Many prominent speakers, authors, pastors, etc. in the Christian community have rightly denounced nominal “Christianity” as simply a culturally acceptable, religious philosophy rather than true Christianity – the way of Jesus. However, because the church itself emphasizes the religious service rather than the development of depth in our relationship with God and others, it is natural to be a religious spectator rather than an active participant. Unfortunately, the solutions offered to combat this prevailing mindset often seem to still lack the authenticity and Spirit-shaped character that we long for. Let’s examine one prevalent solution to our problem.
Then Jesus told his disciples, “If anyone would come after me, let him deny himself and take up his cross and follow me.” – Matthew 16:24
Often we hear that true Christianity is about sacrifice, self-denial, extreme lifestyle changes, etc. and we are vigorously urged to increased effort for the sake of Jesus. The idea is that you will prove that you are a true Christian by your actions. You will also hear that “a tree is known by its fruit” and “faith without works is dead” – reiterating continuously the same message that if you aren’t producing good works, you are likely a fake and not a real Christian. There has been a substantial push of this kind of thinking for many years but we still seem to have the same kinds of problem with nominalism in our churches. Is there a better way or are we doomed to always be chasing after an experience that we will never grasp?
Come to me, all who labor and are heavy laden, and I will give you rest. – Matthew 11:28

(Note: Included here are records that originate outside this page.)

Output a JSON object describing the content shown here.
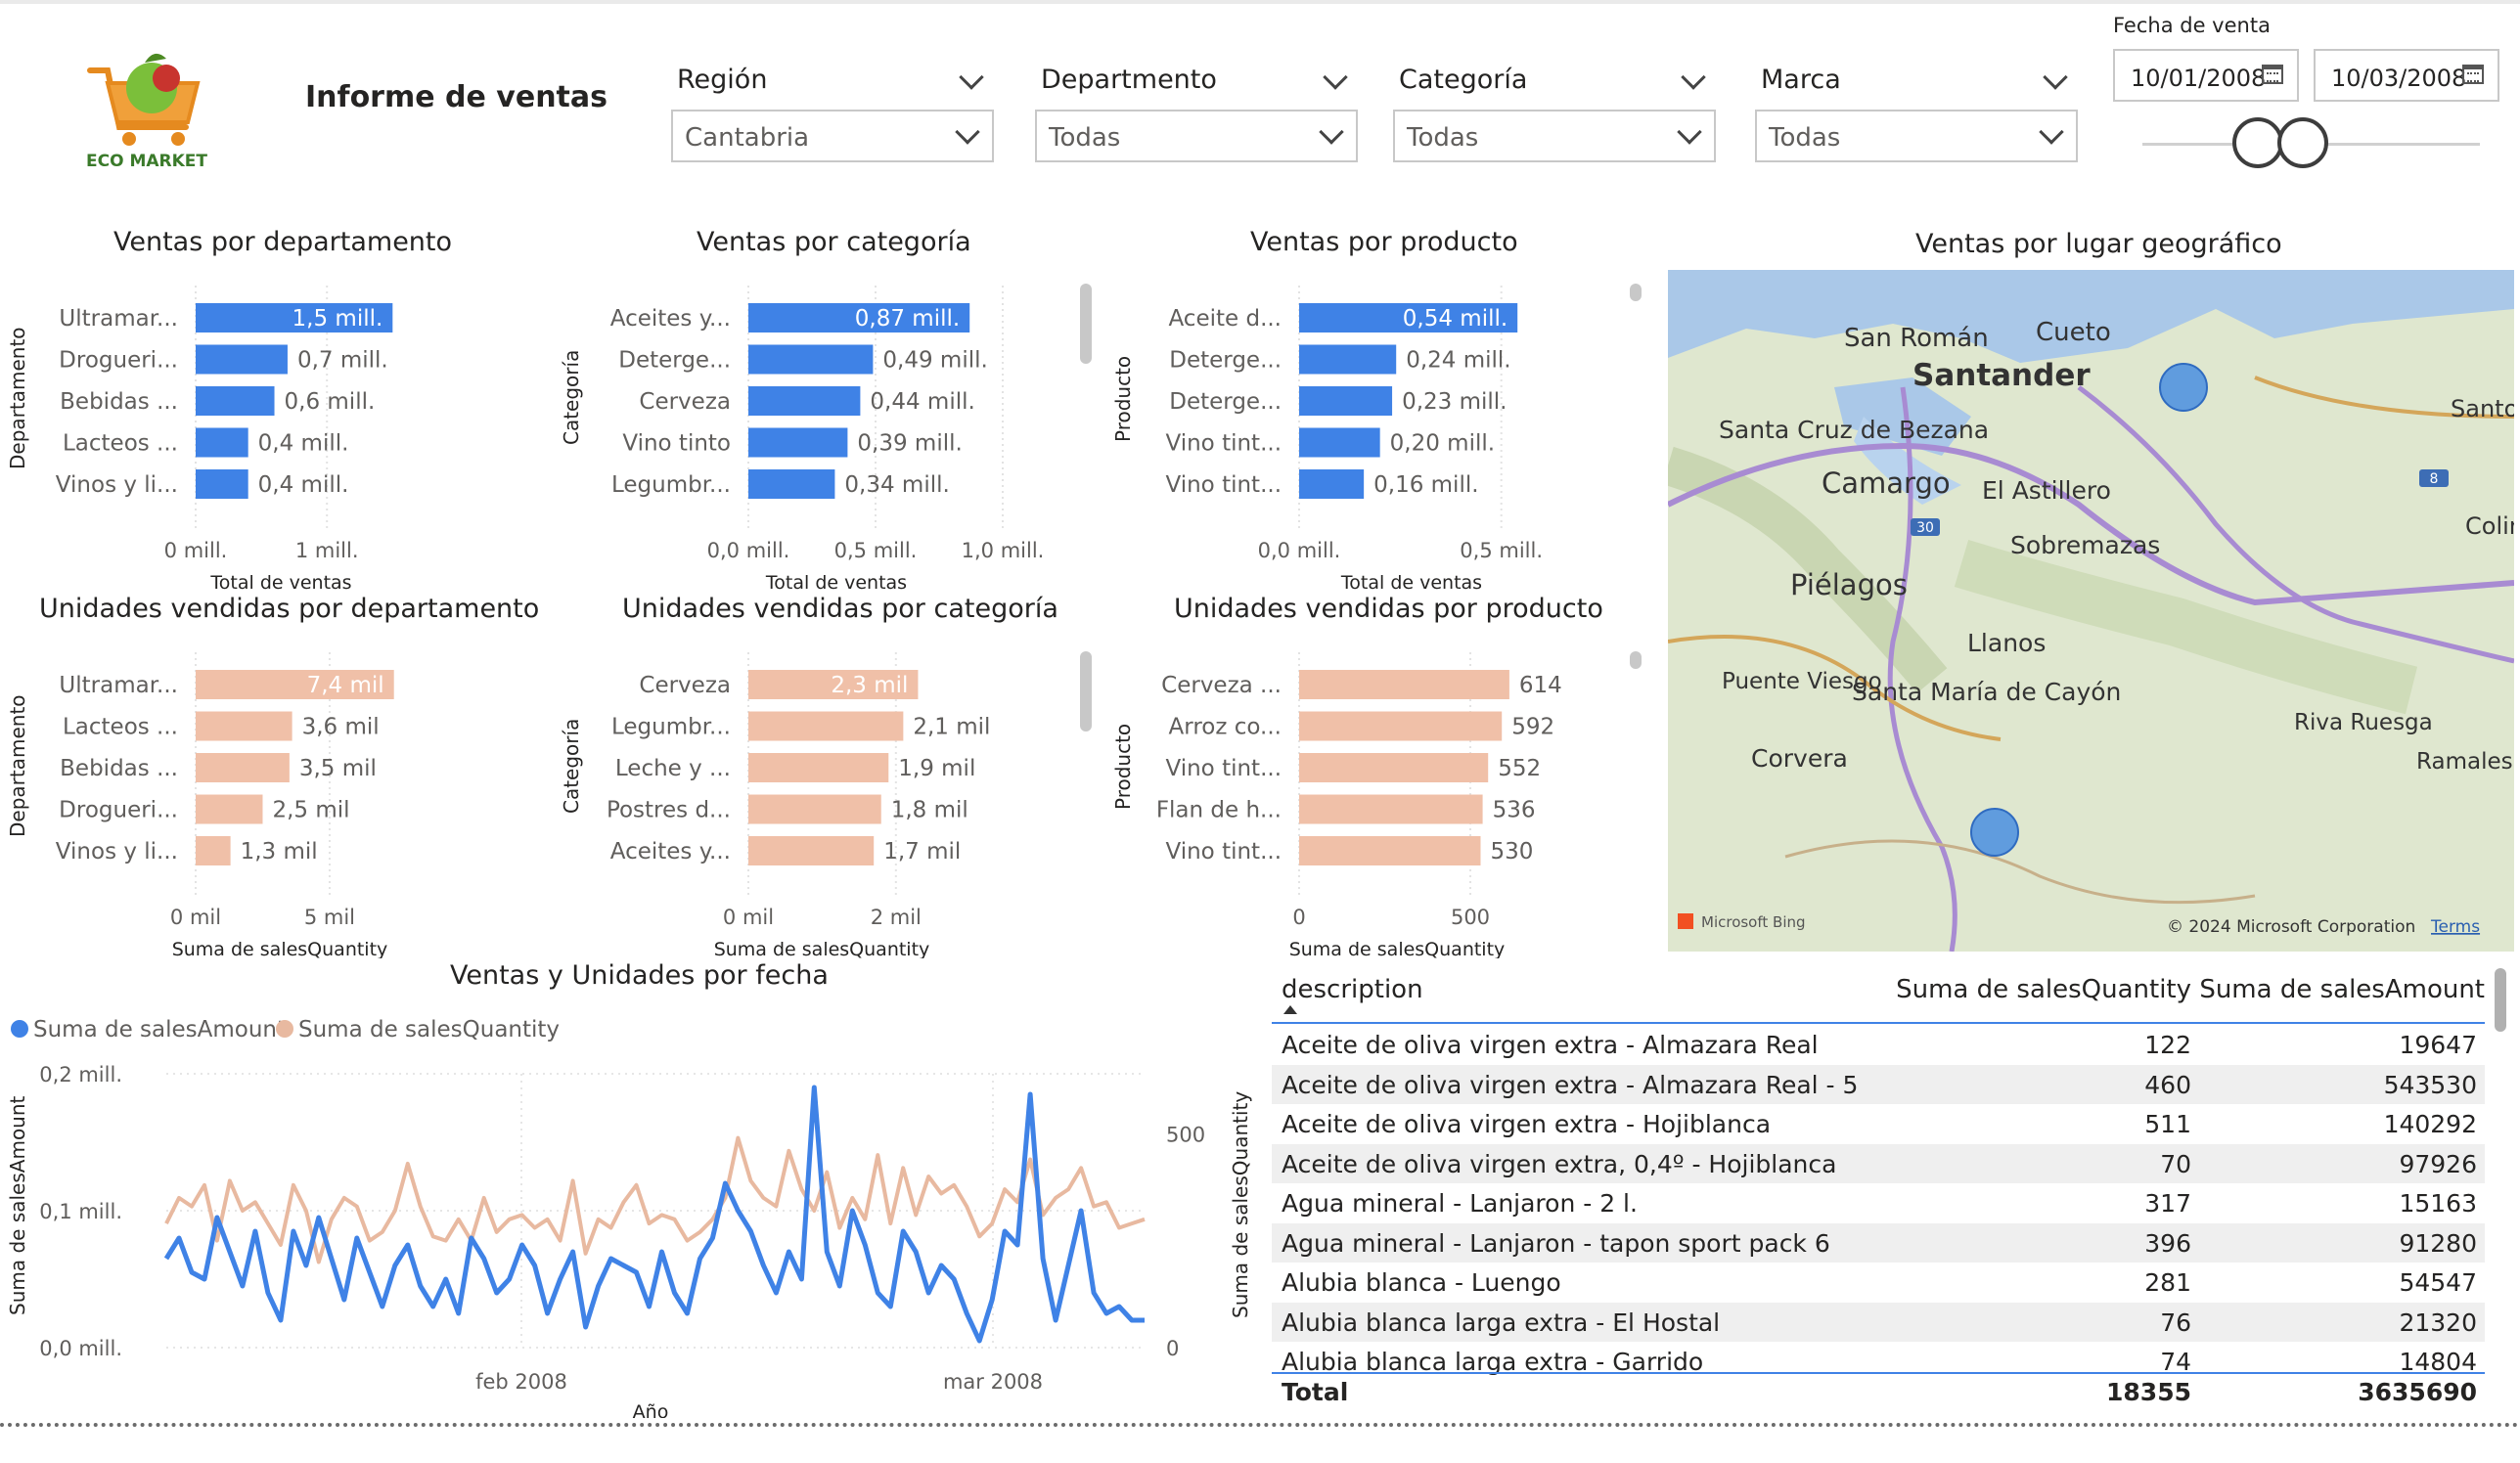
{
  "report": {
    "title": "Informe de ventas",
    "logo_text": "ECO MARKET"
  },
  "filters": [
    {
      "label": "Región",
      "value": "Cantabria"
    },
    {
      "label": "Departmento",
      "value": "Todas"
    },
    {
      "label": "Categoría",
      "value": "Todas"
    },
    {
      "label": "Marca",
      "value": "Todas"
    }
  ],
  "date_filter": {
    "label": "Fecha de venta",
    "start": "10/01/2008",
    "end": "10/03/2008"
  },
  "charts": {
    "dept_sales": {
      "title": "Ventas por departamento",
      "ylabel": "Departamento",
      "xlabel": "Total de ventas",
      "categories": [
        "Ultramar...",
        "Drogueri...",
        "Bebidas ...",
        "Lacteos ...",
        "Vinos y li..."
      ],
      "values": [
        1.5,
        0.7,
        0.6,
        0.4,
        0.4
      ],
      "labels": [
        "1,5 mill.",
        "0,7 mill.",
        "0,6 mill.",
        "0,4 mill.",
        "0,4 mill."
      ],
      "ticks": [
        "0 mill.",
        "1 mill."
      ],
      "tick_values": [
        0,
        1
      ],
      "max": 1.9
    },
    "cat_sales": {
      "title": "Ventas por categoría",
      "ylabel": "Categoría",
      "xlabel": "Total de ventas",
      "categories": [
        "Aceites y...",
        "Deterge...",
        "Cerveza",
        "Vino tinto",
        "Legumbr..."
      ],
      "values": [
        0.87,
        0.49,
        0.44,
        0.39,
        0.34
      ],
      "labels": [
        "0,87 mill.",
        "0,49 mill.",
        "0,44 mill.",
        "0,39 mill.",
        "0,34 mill."
      ],
      "ticks": [
        "0,0 mill.",
        "0,5 mill.",
        "1,0 mill."
      ],
      "tick_values": [
        0,
        0.5,
        1.0
      ],
      "max": 1.0
    },
    "prod_sales": {
      "title": "Ventas por producto",
      "ylabel": "Producto",
      "xlabel": "Total de ventas",
      "categories": [
        "Aceite d...",
        "Deterge...",
        "Deterge...",
        "Vino tint...",
        "Vino tint..."
      ],
      "values": [
        0.54,
        0.24,
        0.23,
        0.2,
        0.16
      ],
      "labels": [
        "0,54 mill.",
        "0,24 mill.",
        "0,23 mill.",
        "0,20 mill.",
        "0,16 mill."
      ],
      "ticks": [
        "0,0 mill.",
        "0,5 mill."
      ],
      "tick_values": [
        0,
        0.5
      ],
      "max": 0.75
    },
    "dept_units": {
      "title": "Unidades vendidas por departamento",
      "ylabel": "Departamento",
      "xlabel": "Suma de salesQuantity",
      "categories": [
        "Ultramar...",
        "Lacteos ...",
        "Bebidas ...",
        "Drogueri...",
        "Vinos y li..."
      ],
      "values": [
        7.4,
        3.6,
        3.5,
        2.5,
        1.3
      ],
      "labels": [
        "7,4 mil",
        "3,6 mil",
        "3,5 mil",
        "2,5 mil",
        "1,3 mil"
      ],
      "ticks": [
        "0 mil",
        "5 mil"
      ],
      "tick_values": [
        0,
        5
      ],
      "max": 9.2
    },
    "cat_units": {
      "title": "Unidades vendidas por categoría",
      "ylabel": "Categoría",
      "xlabel": "Suma de salesQuantity",
      "categories": [
        "Cerveza",
        "Legumbr...",
        "Leche y ...",
        "Postres d...",
        "Aceites y..."
      ],
      "values": [
        2.3,
        2.1,
        1.9,
        1.8,
        1.7
      ],
      "labels": [
        "2,3 mil",
        "2,1 mil",
        "1,9 mil",
        "1,8 mil",
        "1,7 mil"
      ],
      "ticks": [
        "0 mil",
        "2 mil"
      ],
      "tick_values": [
        0,
        2
      ],
      "max": 3.05
    },
    "prod_units": {
      "title": "Unidades vendidas por producto",
      "ylabel": "Producto",
      "xlabel": "Suma de salesQuantity",
      "categories": [
        "Cerveza ...",
        "Arroz co...",
        "Vino tint...",
        "Flan de h...",
        "Vino tint..."
      ],
      "values": [
        614,
        592,
        552,
        536,
        530
      ],
      "labels": [
        "614",
        "592",
        "552",
        "536",
        "530"
      ],
      "ticks": [
        "0",
        "500"
      ],
      "tick_values": [
        0,
        500
      ],
      "max": 800
    }
  },
  "map": {
    "title": "Ventas por lugar geográfico",
    "places": [
      "San Román",
      "Cueto",
      "Santander",
      "Santa Cruz de Bezana",
      "Camargo",
      "El Astillero",
      "Sobremazas",
      "Piélagos",
      "Llanos",
      "Puente Viesgo",
      "Santa María de Cayón",
      "Corvera",
      "Riva Ruesga",
      "Ramales la Victo",
      "Santo",
      "Colin"
    ],
    "road_badges": [
      "30",
      "8"
    ],
    "attribution": "© 2024 Microsoft Corporation",
    "terms": "Terms",
    "bing": "Microsoft Bing"
  },
  "chart_data": {
    "type": "line",
    "title": "Ventas y Unidades por fecha",
    "xlabel": "Año",
    "ylabel": "Suma de salesAmount",
    "y2label": "Suma de salesQuantity",
    "x_ticks": [
      "feb 2008",
      "mar 2008"
    ],
    "y_ticks": [
      "0,0 mill.",
      "0,1 mill.",
      "0,2 mill."
    ],
    "y2_ticks": [
      "0",
      "500"
    ],
    "ylim": [
      0,
      0.2
    ],
    "y2lim": [
      0,
      640
    ],
    "series": [
      {
        "name": "Suma de salesAmount",
        "color": "#3f82e6",
        "values": [
          0.065,
          0.08,
          0.055,
          0.05,
          0.095,
          0.07,
          0.045,
          0.085,
          0.04,
          0.02,
          0.085,
          0.06,
          0.095,
          0.065,
          0.035,
          0.08,
          0.055,
          0.03,
          0.06,
          0.075,
          0.045,
          0.03,
          0.05,
          0.025,
          0.08,
          0.065,
          0.04,
          0.05,
          0.075,
          0.06,
          0.025,
          0.05,
          0.07,
          0.015,
          0.045,
          0.065,
          0.06,
          0.055,
          0.03,
          0.07,
          0.04,
          0.025,
          0.065,
          0.08,
          0.12,
          0.1,
          0.085,
          0.06,
          0.04,
          0.07,
          0.05,
          0.19,
          0.07,
          0.045,
          0.1,
          0.075,
          0.04,
          0.03,
          0.085,
          0.07,
          0.04,
          0.06,
          0.05,
          0.025,
          0.005,
          0.035,
          0.085,
          0.075,
          0.185,
          0.065,
          0.02,
          0.06,
          0.1,
          0.04,
          0.025,
          0.03,
          0.02,
          0.02
        ]
      },
      {
        "name": "Suma de salesQuantity",
        "color": "#e8b9a0",
        "values": [
          290,
          350,
          330,
          380,
          250,
          390,
          320,
          340,
          290,
          240,
          380,
          320,
          200,
          300,
          350,
          330,
          250,
          270,
          320,
          430,
          330,
          260,
          250,
          300,
          250,
          350,
          270,
          300,
          310,
          280,
          300,
          250,
          390,
          220,
          300,
          280,
          340,
          380,
          290,
          310,
          300,
          250,
          270,
          300,
          350,
          490,
          390,
          350,
          330,
          460,
          370,
          320,
          410,
          280,
          350,
          300,
          450,
          290,
          420,
          310,
          400,
          360,
          380,
          330,
          260,
          290,
          370,
          340,
          440,
          310,
          350,
          370,
          420,
          330,
          340,
          280,
          290,
          300
        ]
      }
    ]
  },
  "table": {
    "columns": [
      "description",
      "Suma de salesQuantity",
      "Suma de salesAmount"
    ],
    "rows": [
      [
        "Aceite de oliva virgen extra - Almazara Real",
        "122",
        "19647"
      ],
      [
        "Aceite de oliva virgen extra - Almazara Real - 5",
        "460",
        "543530"
      ],
      [
        "Aceite de oliva virgen extra - Hojiblanca",
        "511",
        "140292"
      ],
      [
        "Aceite de oliva virgen extra, 0,4º - Hojiblanca",
        "70",
        "97926"
      ],
      [
        "Agua mineral - Lanjaron - 2 l.",
        "317",
        "15163"
      ],
      [
        "Agua mineral - Lanjaron - tapon sport pack 6",
        "396",
        "91280"
      ],
      [
        "Alubia blanca - Luengo",
        "281",
        "54547"
      ],
      [
        "Alubia blanca larga extra - El Hostal",
        "76",
        "21320"
      ],
      [
        "Alubia blanca larga extra - Garrido",
        "74",
        "14804"
      ]
    ],
    "total": [
      "Total",
      "18355",
      "3635690"
    ]
  },
  "colors": {
    "accent": "#3f82e6",
    "units": "#f0c0a8",
    "units_line": "#e8b9a0",
    "map_marker": "#4a8ee0"
  }
}
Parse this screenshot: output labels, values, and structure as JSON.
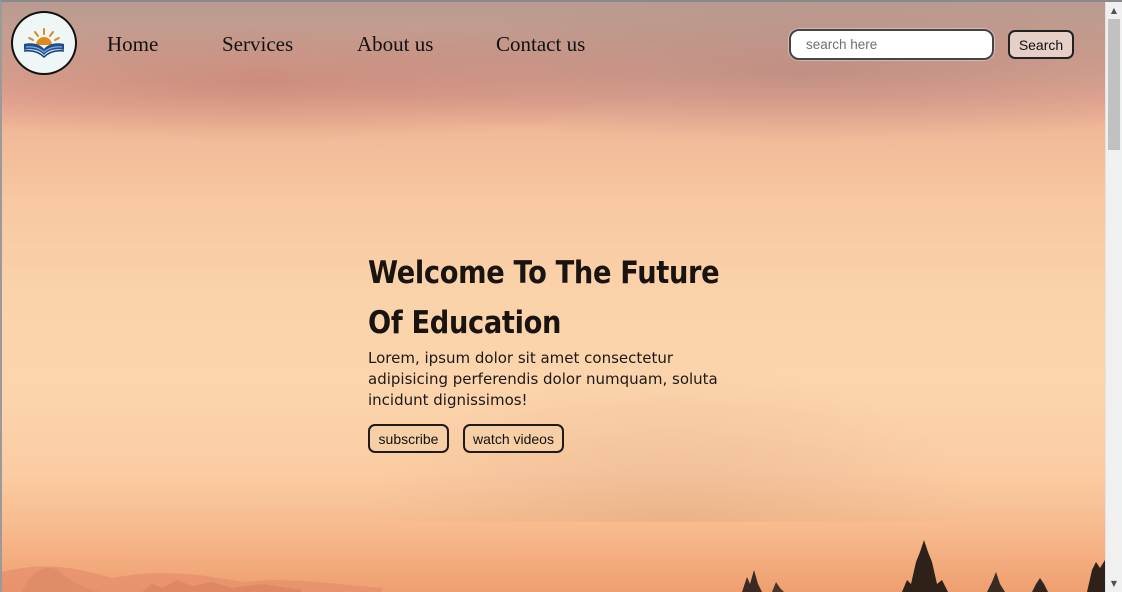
{
  "nav": {
    "logo_icon": "open-book-sunrise-icon",
    "links": [
      {
        "label": "Home"
      },
      {
        "label": "Services"
      },
      {
        "label": "About us"
      },
      {
        "label": "Contact us"
      }
    ]
  },
  "search": {
    "placeholder": "search here",
    "value": "",
    "button_label": "Search"
  },
  "hero": {
    "title": "Welcome To The Future Of Education",
    "description": "Lorem, ipsum dolor sit amet consectetur adipisicing perferendis dolor numquam, soluta incidunt dignissimos!",
    "subscribe_label": "subscribe",
    "watch_label": "watch videos"
  },
  "colors": {
    "sky_top": "#b99a90",
    "sky_middle": "#fcd5ad",
    "sky_bottom": "#ef9f70",
    "text": "#1a1411"
  }
}
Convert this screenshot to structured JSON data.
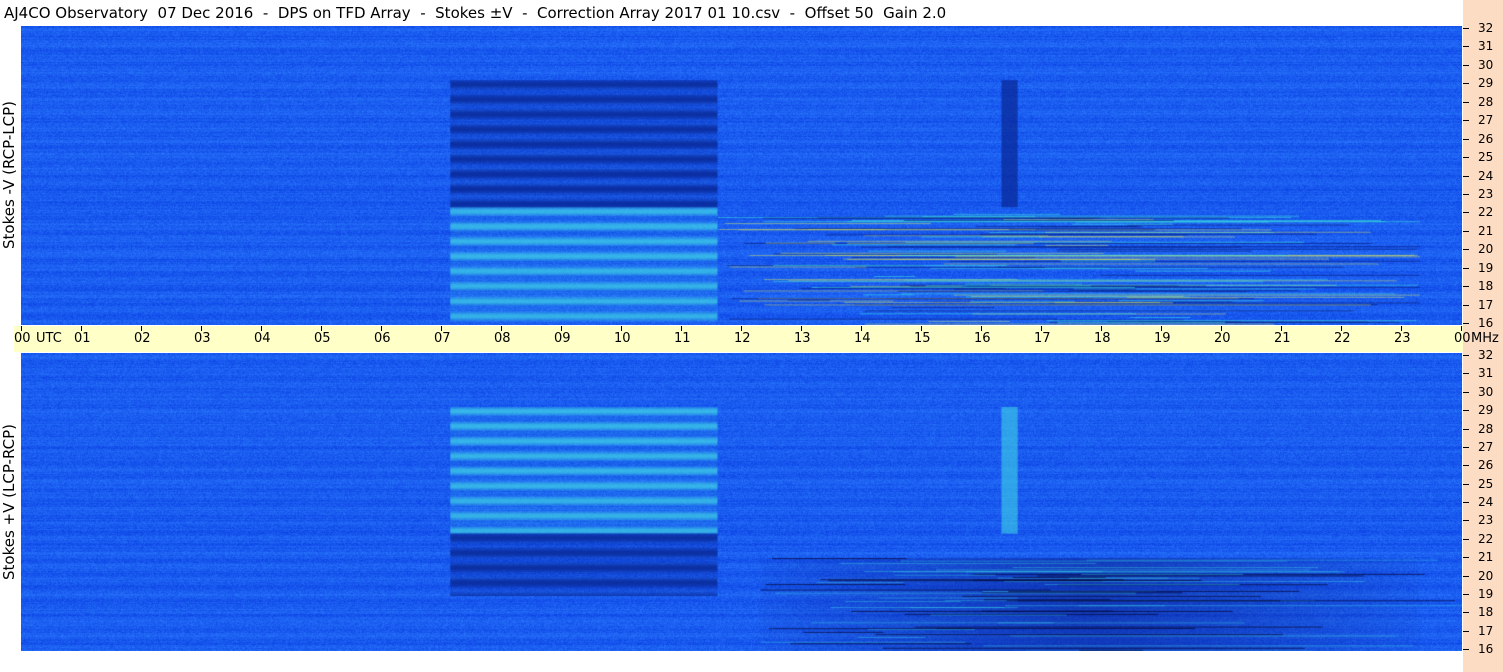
{
  "title": "AJ4CO Observatory  07 Dec 2016  -  DPS on TFD Array  -  Stokes ±V  -  Correction Array 2017 01 10.csv  -  Offset 50  Gain 2.0",
  "colors": {
    "background_base": "#1a5cf0",
    "dark_band": "#0a2a9a",
    "bright_band": "#3fd3e6",
    "x_axis_band": "#ffffc8",
    "y_axis_strip": "#fcdcc2"
  },
  "chart_data": [
    {
      "type": "heatmap",
      "panel": "top",
      "ylabel": "Stokes -V (RCP-LCP)",
      "y_unit": "MHz",
      "ylim": [
        16,
        32
      ],
      "y_ticks": [
        "32",
        "31",
        "30",
        "29",
        "28",
        "27",
        "26",
        "25",
        "24",
        "23",
        "22",
        "21",
        "20",
        "19",
        "18",
        "17",
        "16"
      ],
      "xlim": [
        0,
        24
      ],
      "features": [
        {
          "kind": "dark_banded_block",
          "x_start": 7.15,
          "x_end": 11.6,
          "y_start": 22.3,
          "y_end": 29.1
        },
        {
          "kind": "bright_banded_block",
          "x_start": 7.15,
          "x_end": 11.6,
          "y_start": 16.2,
          "y_end": 22.3
        },
        {
          "kind": "dark_vertical_strip",
          "x_start": 16.33,
          "x_end": 16.6,
          "y_start": 22.3,
          "y_end": 29.1
        },
        {
          "kind": "interference_region",
          "x_start": 11.6,
          "x_end": 23.3,
          "y_start": 16.0,
          "y_end": 22.0
        }
      ]
    },
    {
      "type": "heatmap",
      "panel": "bottom",
      "ylabel": "Stokes +V (LCP-RCP)",
      "y_unit": "MHz",
      "ylim": [
        16,
        32
      ],
      "y_ticks": [
        "32",
        "31",
        "30",
        "29",
        "28",
        "27",
        "26",
        "25",
        "24",
        "23",
        "22",
        "21",
        "20",
        "19",
        "18",
        "17",
        "16"
      ],
      "xlim": [
        0,
        24
      ],
      "features": [
        {
          "kind": "bright_banded_block",
          "x_start": 7.15,
          "x_end": 11.6,
          "y_start": 22.3,
          "y_end": 29.1
        },
        {
          "kind": "dark_banded_block",
          "x_start": 7.15,
          "x_end": 11.6,
          "y_start": 19.0,
          "y_end": 22.3
        },
        {
          "kind": "bright_vertical_strip",
          "x_start": 16.33,
          "x_end": 16.6,
          "y_start": 22.3,
          "y_end": 29.1
        },
        {
          "kind": "dark_region",
          "x_start": 12.3,
          "x_end": 23.3,
          "y_start": 16.0,
          "y_end": 21.0
        }
      ]
    }
  ],
  "x_axis": {
    "ticks": [
      "00",
      "01",
      "02",
      "03",
      "04",
      "05",
      "06",
      "07",
      "08",
      "09",
      "10",
      "11",
      "12",
      "13",
      "14",
      "15",
      "16",
      "17",
      "18",
      "19",
      "20",
      "21",
      "22",
      "23",
      "00"
    ],
    "first_unit": "UTC",
    "last_unit": "MHz"
  }
}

The problem with this theological framework is that it implies that God is demanding, never satisfied, harsh, and primarily concerned with our behavior. While there are many passages in the scriptures that display God’s holiness – his uniqueness, majesty, perfection – over and against the gross state of humanity – rampant atrocity, narcissism, unbearable pain and injustice – we cannot lose sight of the vision that God himself has given to us of a loving father. Jesus himself is the embodiment of divinity – God in humanity – and this was said about him: “For the law was given through Moses; grace and truth came through Jesus Christ” (John 1.17).
We do not need to be told to do more for Jesus; instead, we need a renewed understanding and experience of his love and grace. Only when we are confident that he loves us regardless of our continued mistakes will we be able to step out and take our place on the altar as “living sacrifices”. Until then, any sacrifice of our time, energy, or resources will be tainted by either self-promotion or appeasement and will not be acceptable in his sight.
How do you think we should respond to nominalism within the church?